Safety in Underground Storage of Natural Gas

Underground natural gas storage operators are committed to ensuring the safety and integrity of their facilities. The industry’s construction, operation and integrity management protocols are overseen by multiple agencies at the state and federal level with jurisdiction over underground storage facilities:

  • The Federal Energy Regulatory Commission (FERC) regulates projects connected to interstate pipeline systems. FERC is responsible for authorizing the construction or expansion of storage facilities and the terms and conditions of service (i.e., open access) and the rates charged by these providers.
  • The Pipeline and Hazardous Materials Safety Administration is authorized to regulate the safety of natural gas transportation and storage.
  • Intrastate storage may fall under the regulatory authority of various state government entities depending upon the state. For example, underground storage in Texas is under the authority of the TX Railroad Commission – Oil & Gas Division. Often state utility commissions as well as state environmental or natural resource agencies set the rules governing intrastate underground storage.
  • Beyond federal and state regulation, industry has taken the initiative to work with external stakeholders to develop two recommended practices (RPs)—accredited by the American National Standards Institute—for underground storage. RP 1170 and 1171 provide guidance to operators on how to design, and operate, and ensure the integrity of underground storage for natural gas.

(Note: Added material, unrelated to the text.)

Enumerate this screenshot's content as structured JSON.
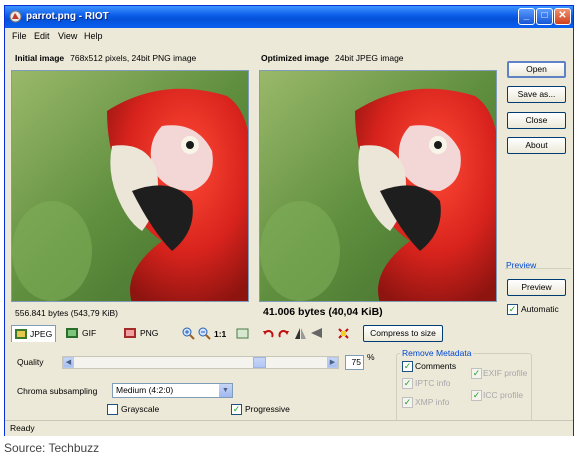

Well Integrity Practices for Underground Storage of Natural Gas

Given the geographic and geologic diversity in storage operations in North America, no single integrity management approach, and no single integrity verification technique, is applicable or adequate for each and every storage well. Below are some of the common well integrity assessment methods used within the industry to protect their assets and the public's best interests.

Tool-Based Assessment Methods

Storage operators check for weak points and leakage, and investigate suspicious indications through a variety of downhole logging techniques, including formation evaluation tools (e.g., neutron logging), fluid movement indicators (noise and temperature surveys), casing inspections (magnetic flux leakage and ultrasonic methods), mechanical calipers, downhole cameras, and cathodic protection profile surveys. Operators use multiple methods to make decisions on the mitigation and maintenance work that must be done to help ensure the integrity of the well. With increasing data, data analysis, and recognition of the integrity drivers, operators are using to risk-based assessments to drive their underground storage well integrity management programs. API Recommended Practices 1170 and 1171 provide more technical information on assessment and monitoring methods.

Pressure Assessment

In addition to tool-based assessment methods, the industry uses pressure tests and pressure monitoring as integrity assessment methods. Common approaches used by operators include shut in pressure monitoring at each well, annulus pressure or flow monitoring and mechanical integrity tests at the well.

Risk-Based Assessments

Operators may employ a risk-based approach that takes into account risks and threats specific to each well when selecting well integrity practices. Commonly assessed risks or threats include, but are not limited to the following: casing physical attributes (diameter, weight, grade), presence of atmospheric or external corrosion at or near the surface; known metal loss indications from casing inspection surveys; presence of annulus pressure or flow; water production in the well; the presence of hydrogen sulfide, bacteria, or naturally corrosive zones; if the well’s location is in an area prone to natural disasters, high population density or sensitive environmental or cultural features; flow potential of the well; the well’s role in providing natural gas service reliability; and well work history.

Remedial Well Work

Storage operators use their integrity assessment programs to make decisions on mitigation and maintenance well work to maintain the integrity of the well. The set of well conditions which would drive the need for remedial work are site-specific.